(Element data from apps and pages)
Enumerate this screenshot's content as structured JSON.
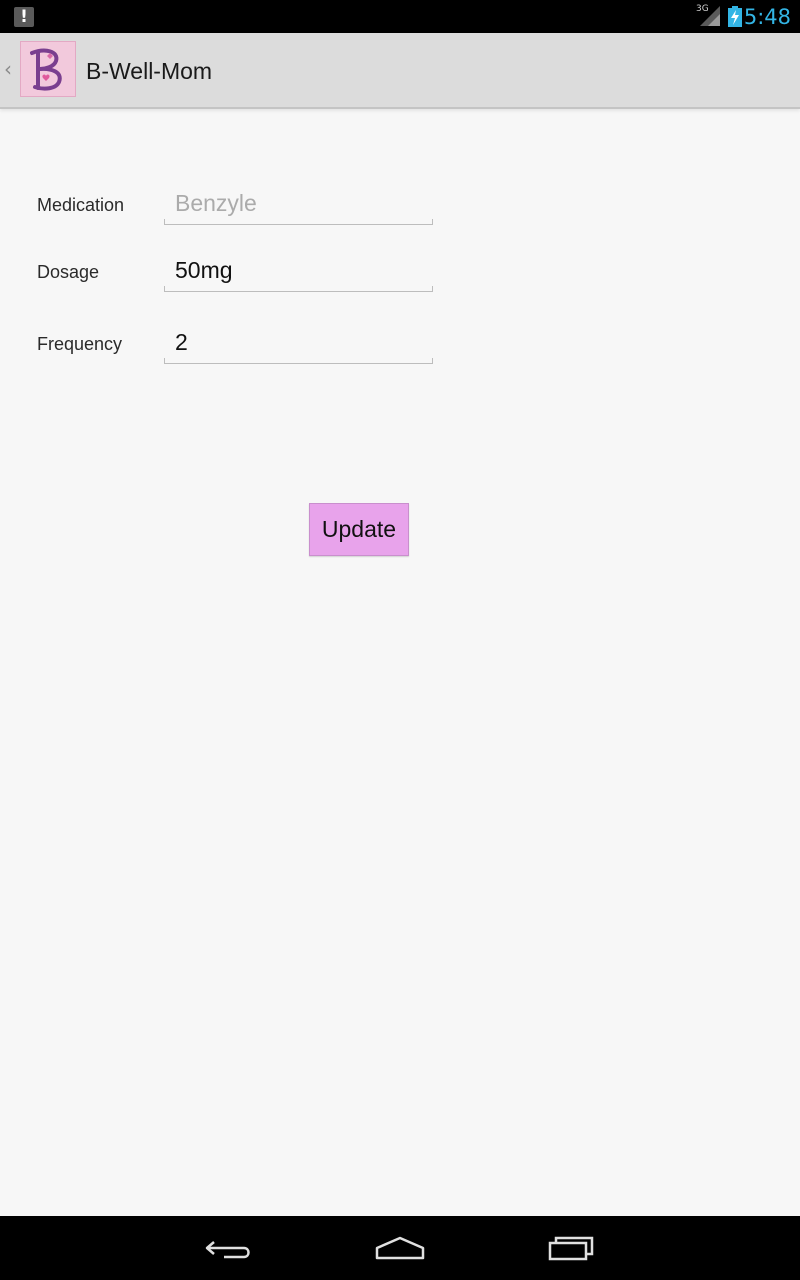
{
  "status_bar": {
    "time": "5:48",
    "network_label": "3G",
    "notification_icon": "alert-icon",
    "signal_icon": "signal-icon",
    "battery_icon": "battery-charging-icon",
    "time_color": "#33b5e5"
  },
  "action_bar": {
    "title": "B-Well-Mom",
    "logo_letter": "B",
    "up_icon": "chevron-left-icon"
  },
  "form": {
    "medication": {
      "label": "Medication",
      "value": "",
      "placeholder": "Benzyle"
    },
    "dosage": {
      "label": "Dosage",
      "value": "50mg",
      "placeholder": ""
    },
    "frequency": {
      "label": "Frequency",
      "value": "2",
      "placeholder": ""
    }
  },
  "update_button": {
    "label": "Update",
    "color": "#e8a3eb"
  },
  "nav_bar": {
    "back_icon": "back-icon",
    "home_icon": "home-icon",
    "recents_icon": "recent-apps-icon"
  }
}
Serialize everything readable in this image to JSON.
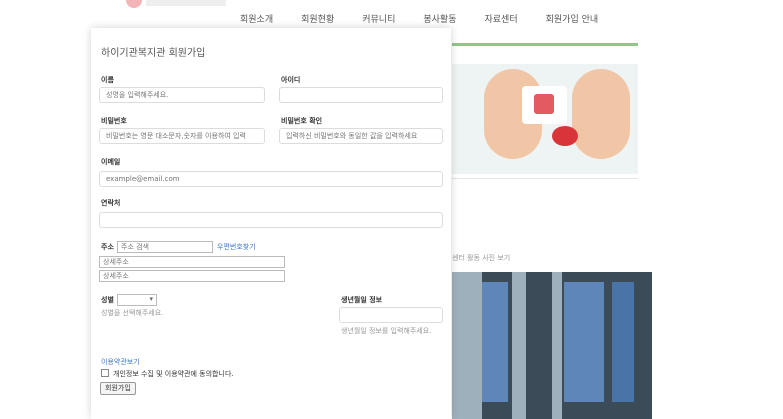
{
  "nav": {
    "items": [
      "회원소개",
      "회원현황",
      "커뮤니티",
      "봉사활동",
      "자료센터",
      "회원가입 안내"
    ]
  },
  "side": {
    "caption": "센터 활동 사진 보기"
  },
  "modal": {
    "title": "하이기관복지관 회원가입",
    "fields": {
      "name_label": "이름",
      "name_placeholder": "성명을 입력해주세요.",
      "id_label": "아이디",
      "id_placeholder": "",
      "password_label": "비밀번호",
      "password_placeholder": "비밀번호는 영문 대소문자,숫자를 이용하여 입력",
      "password_confirm_label": "비밀번호 확인",
      "password_confirm_placeholder": "입력하신 비밀번호와 동일한 값을 입력하세요",
      "email_label": "이메일",
      "email_placeholder": "example@email.com",
      "phone_label": "연락처",
      "phone_placeholder": "",
      "address_label": "주소",
      "address_search_placeholder": "주소 검색",
      "address_search_link": "우편번호찾기",
      "address1_placeholder": "상세주소",
      "address2_placeholder": "상세주소",
      "gender_label": "성별",
      "gender_help": "성별을 선택해주세요.",
      "birth_label": "생년월일 정보",
      "birth_placeholder": "",
      "birth_help": "생년월일 정보를 입력해주세요."
    },
    "terms_link": "이용약관보기",
    "agree_text": "개인정보 수집 및 이용약관에 동의합니다.",
    "submit_label": "회원가입"
  }
}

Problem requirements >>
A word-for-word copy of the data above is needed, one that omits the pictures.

Answer section >>
Enumerate this screenshot's content as structured JSON.
{
  "status_bar": {
    "time": "5:48",
    "network_label": "3G",
    "notification_icon": "alert-icon",
    "signal_icon": "signal-icon",
    "battery_icon": "battery-charging-icon",
    "time_color": "#33b5e5"
  },
  "action_bar": {
    "title": "B-Well-Mom",
    "logo_letter": "B",
    "up_icon": "chevron-left-icon"
  },
  "form": {
    "medication": {
      "label": "Medication",
      "value": "",
      "placeholder": "Benzyle"
    },
    "dosage": {
      "label": "Dosage",
      "value": "50mg",
      "placeholder": ""
    },
    "frequency": {
      "label": "Frequency",
      "value": "2",
      "placeholder": ""
    }
  },
  "update_button": {
    "label": "Update",
    "color": "#e8a3eb"
  },
  "nav_bar": {
    "back_icon": "back-icon",
    "home_icon": "home-icon",
    "recents_icon": "recent-apps-icon"
  }
}
Serialize everything readable in this image to JSON.
{
  "nav": {
    "items": [
      "회원소개",
      "회원현황",
      "커뮤니티",
      "봉사활동",
      "자료센터",
      "회원가입 안내"
    ]
  },
  "side": {
    "caption": "센터 활동 사진 보기"
  },
  "modal": {
    "title": "하이기관복지관 회원가입",
    "fields": {
      "name_label": "이름",
      "name_placeholder": "성명을 입력해주세요.",
      "id_label": "아이디",
      "id_placeholder": "",
      "password_label": "비밀번호",
      "password_placeholder": "비밀번호는 영문 대소문자,숫자를 이용하여 입력",
      "password_confirm_label": "비밀번호 확인",
      "password_confirm_placeholder": "입력하신 비밀번호와 동일한 값을 입력하세요",
      "email_label": "이메일",
      "email_placeholder": "example@email.com",
      "phone_label": "연락처",
      "phone_placeholder": "",
      "address_label": "주소",
      "address_search_placeholder": "주소 검색",
      "address_search_link": "우편번호찾기",
      "address1_placeholder": "상세주소",
      "address2_placeholder": "상세주소",
      "gender_label": "성별",
      "gender_help": "성별을 선택해주세요.",
      "birth_label": "생년월일 정보",
      "birth_placeholder": "",
      "birth_help": "생년월일 정보를 입력해주세요."
    },
    "terms_link": "이용약관보기",
    "agree_text": "개인정보 수집 및 이용약관에 동의합니다.",
    "submit_label": "회원가입"
  }
}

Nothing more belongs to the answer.